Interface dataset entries
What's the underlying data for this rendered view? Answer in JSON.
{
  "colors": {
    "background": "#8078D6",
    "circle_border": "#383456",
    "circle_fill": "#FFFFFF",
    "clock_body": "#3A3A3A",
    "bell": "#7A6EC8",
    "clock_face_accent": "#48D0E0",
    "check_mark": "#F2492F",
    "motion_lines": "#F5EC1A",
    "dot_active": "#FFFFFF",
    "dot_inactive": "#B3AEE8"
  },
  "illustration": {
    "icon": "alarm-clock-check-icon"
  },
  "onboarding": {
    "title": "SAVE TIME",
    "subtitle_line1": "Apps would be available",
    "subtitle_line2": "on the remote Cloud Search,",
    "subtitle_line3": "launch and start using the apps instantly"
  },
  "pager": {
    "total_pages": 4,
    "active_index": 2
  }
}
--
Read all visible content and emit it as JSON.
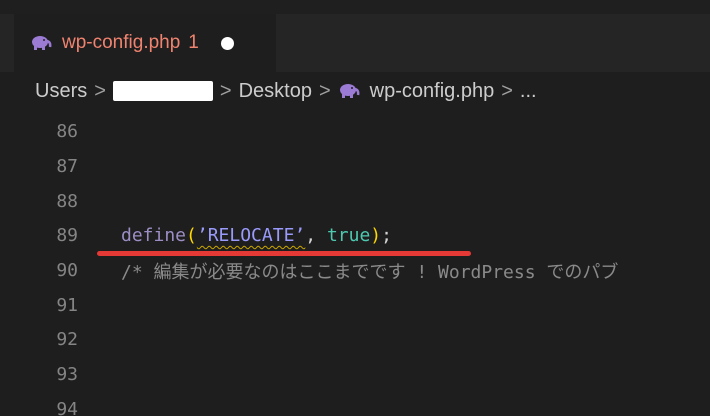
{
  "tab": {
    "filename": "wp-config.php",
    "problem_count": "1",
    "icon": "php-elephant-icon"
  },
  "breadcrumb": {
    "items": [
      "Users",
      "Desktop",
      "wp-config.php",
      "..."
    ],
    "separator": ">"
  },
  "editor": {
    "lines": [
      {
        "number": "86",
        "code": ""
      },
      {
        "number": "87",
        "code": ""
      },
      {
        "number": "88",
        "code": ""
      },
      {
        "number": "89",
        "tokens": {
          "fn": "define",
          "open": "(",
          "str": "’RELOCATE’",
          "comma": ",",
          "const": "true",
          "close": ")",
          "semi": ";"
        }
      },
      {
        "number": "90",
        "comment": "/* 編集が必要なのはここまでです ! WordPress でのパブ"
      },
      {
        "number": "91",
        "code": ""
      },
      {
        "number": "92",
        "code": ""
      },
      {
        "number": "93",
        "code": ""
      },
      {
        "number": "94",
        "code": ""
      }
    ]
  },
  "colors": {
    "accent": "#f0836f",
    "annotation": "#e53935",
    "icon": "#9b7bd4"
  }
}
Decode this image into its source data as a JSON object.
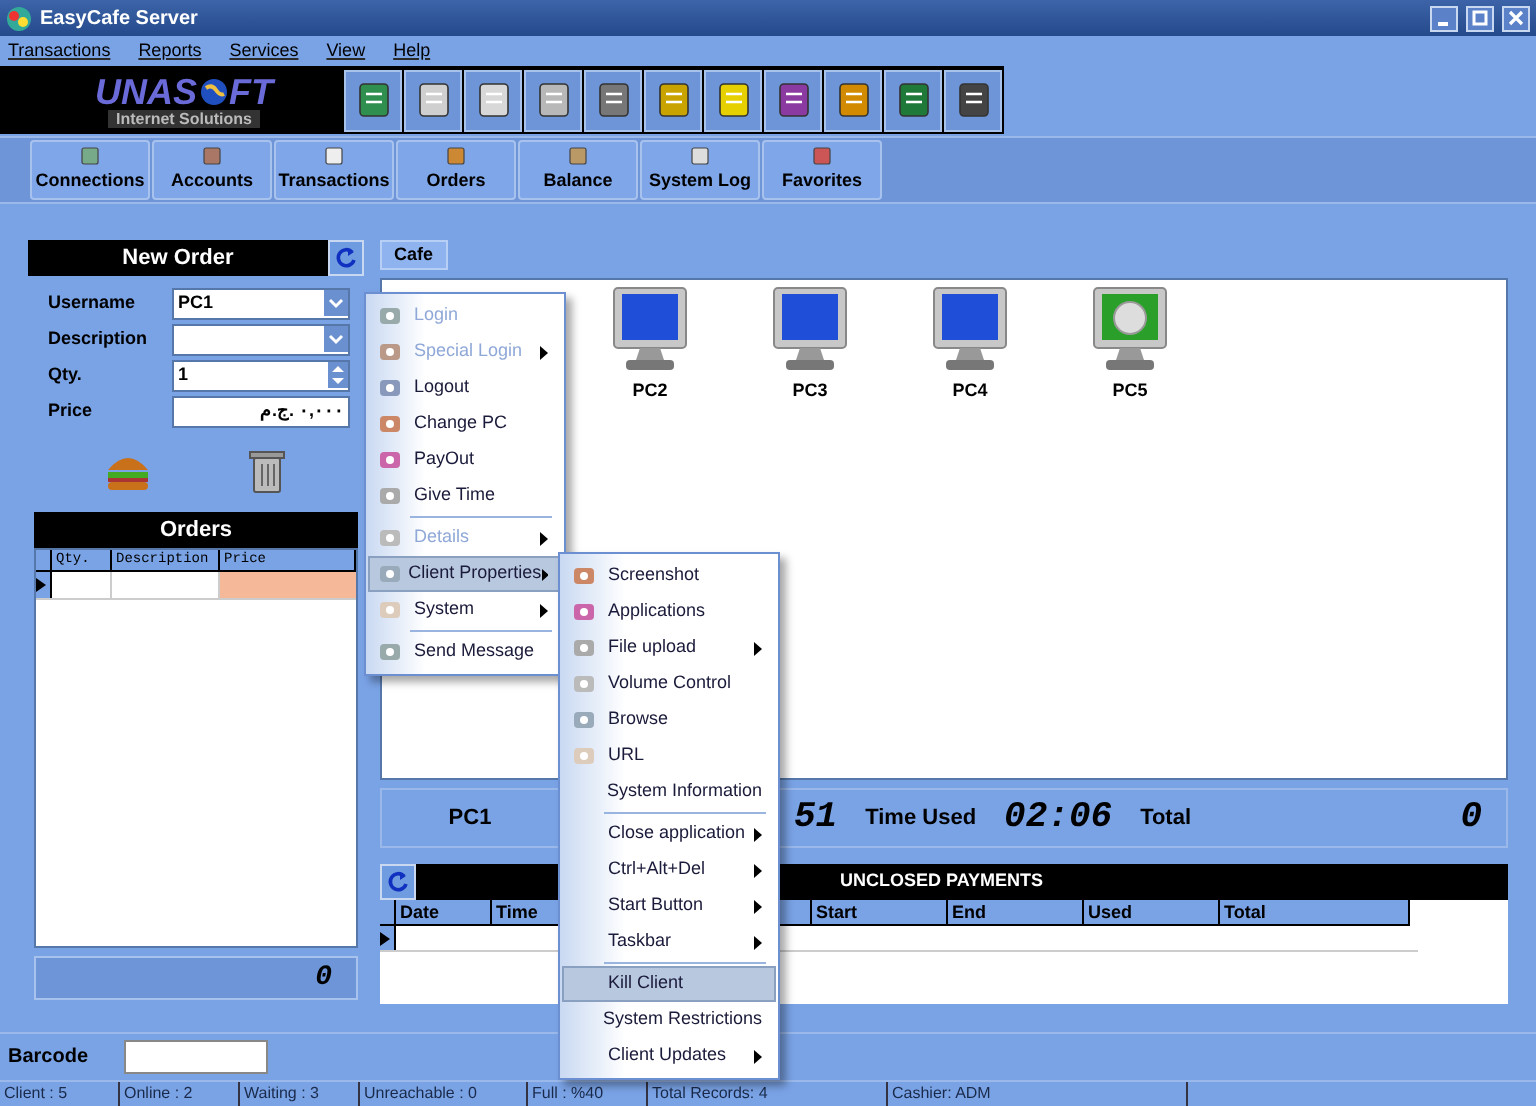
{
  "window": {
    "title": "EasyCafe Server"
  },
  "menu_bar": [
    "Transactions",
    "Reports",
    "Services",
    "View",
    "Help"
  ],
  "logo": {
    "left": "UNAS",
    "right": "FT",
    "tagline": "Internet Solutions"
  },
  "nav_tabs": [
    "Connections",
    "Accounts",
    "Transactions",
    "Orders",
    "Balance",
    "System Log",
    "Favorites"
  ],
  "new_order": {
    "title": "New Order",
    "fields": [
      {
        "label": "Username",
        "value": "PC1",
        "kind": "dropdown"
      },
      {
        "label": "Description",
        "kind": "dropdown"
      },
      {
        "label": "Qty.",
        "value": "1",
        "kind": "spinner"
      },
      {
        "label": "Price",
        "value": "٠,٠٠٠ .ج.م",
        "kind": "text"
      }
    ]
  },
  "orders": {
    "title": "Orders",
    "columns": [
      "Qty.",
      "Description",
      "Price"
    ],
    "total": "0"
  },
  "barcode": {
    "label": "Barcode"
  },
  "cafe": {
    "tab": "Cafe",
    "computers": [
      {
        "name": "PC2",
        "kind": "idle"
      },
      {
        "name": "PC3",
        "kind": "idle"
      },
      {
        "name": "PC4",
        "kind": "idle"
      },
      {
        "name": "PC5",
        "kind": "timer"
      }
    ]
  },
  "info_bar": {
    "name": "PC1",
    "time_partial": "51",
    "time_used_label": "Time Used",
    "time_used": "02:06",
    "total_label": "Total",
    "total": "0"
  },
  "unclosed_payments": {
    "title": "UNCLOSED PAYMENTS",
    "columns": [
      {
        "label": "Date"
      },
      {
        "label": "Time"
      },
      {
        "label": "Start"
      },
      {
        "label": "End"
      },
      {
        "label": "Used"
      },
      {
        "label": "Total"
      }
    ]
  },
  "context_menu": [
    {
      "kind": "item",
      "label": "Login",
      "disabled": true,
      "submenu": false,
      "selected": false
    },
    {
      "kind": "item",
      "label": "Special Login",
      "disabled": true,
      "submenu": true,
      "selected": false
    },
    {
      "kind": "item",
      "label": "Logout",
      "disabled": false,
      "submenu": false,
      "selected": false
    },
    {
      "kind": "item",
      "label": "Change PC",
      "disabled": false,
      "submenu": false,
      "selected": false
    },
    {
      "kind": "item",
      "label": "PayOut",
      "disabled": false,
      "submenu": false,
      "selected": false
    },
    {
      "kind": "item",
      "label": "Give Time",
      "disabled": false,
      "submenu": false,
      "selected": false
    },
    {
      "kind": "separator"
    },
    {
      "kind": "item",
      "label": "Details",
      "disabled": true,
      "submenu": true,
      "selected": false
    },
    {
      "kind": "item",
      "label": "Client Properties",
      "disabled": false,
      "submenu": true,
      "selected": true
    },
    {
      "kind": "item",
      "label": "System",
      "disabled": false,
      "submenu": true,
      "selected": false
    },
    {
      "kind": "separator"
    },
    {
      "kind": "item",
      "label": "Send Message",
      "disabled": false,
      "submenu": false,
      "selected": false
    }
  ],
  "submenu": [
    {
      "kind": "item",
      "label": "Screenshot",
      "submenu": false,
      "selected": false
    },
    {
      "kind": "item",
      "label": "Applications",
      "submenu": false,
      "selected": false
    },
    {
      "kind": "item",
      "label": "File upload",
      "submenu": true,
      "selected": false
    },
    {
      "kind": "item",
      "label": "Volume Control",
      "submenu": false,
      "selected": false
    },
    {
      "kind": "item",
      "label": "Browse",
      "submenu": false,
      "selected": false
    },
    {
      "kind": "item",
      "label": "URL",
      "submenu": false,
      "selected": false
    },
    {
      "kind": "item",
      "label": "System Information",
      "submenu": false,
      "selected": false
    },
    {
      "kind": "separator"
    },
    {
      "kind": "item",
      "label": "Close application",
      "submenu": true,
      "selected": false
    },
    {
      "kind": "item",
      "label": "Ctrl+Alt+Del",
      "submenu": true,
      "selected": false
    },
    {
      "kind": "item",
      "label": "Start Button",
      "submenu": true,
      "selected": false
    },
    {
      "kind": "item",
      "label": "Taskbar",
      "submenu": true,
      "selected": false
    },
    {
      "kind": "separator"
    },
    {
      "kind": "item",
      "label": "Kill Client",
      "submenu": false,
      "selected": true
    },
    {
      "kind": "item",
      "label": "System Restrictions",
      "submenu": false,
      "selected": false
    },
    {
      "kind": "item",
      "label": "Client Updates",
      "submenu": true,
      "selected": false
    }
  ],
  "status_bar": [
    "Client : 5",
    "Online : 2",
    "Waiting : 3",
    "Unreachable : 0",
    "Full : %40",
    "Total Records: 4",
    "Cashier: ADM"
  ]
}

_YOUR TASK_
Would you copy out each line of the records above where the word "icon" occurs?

_YOUR RESPONSE_
    "icon": "alarm-clock-check-icon"
    "icon": "php-elephant-icon"
    "icon": "#9b7bd4"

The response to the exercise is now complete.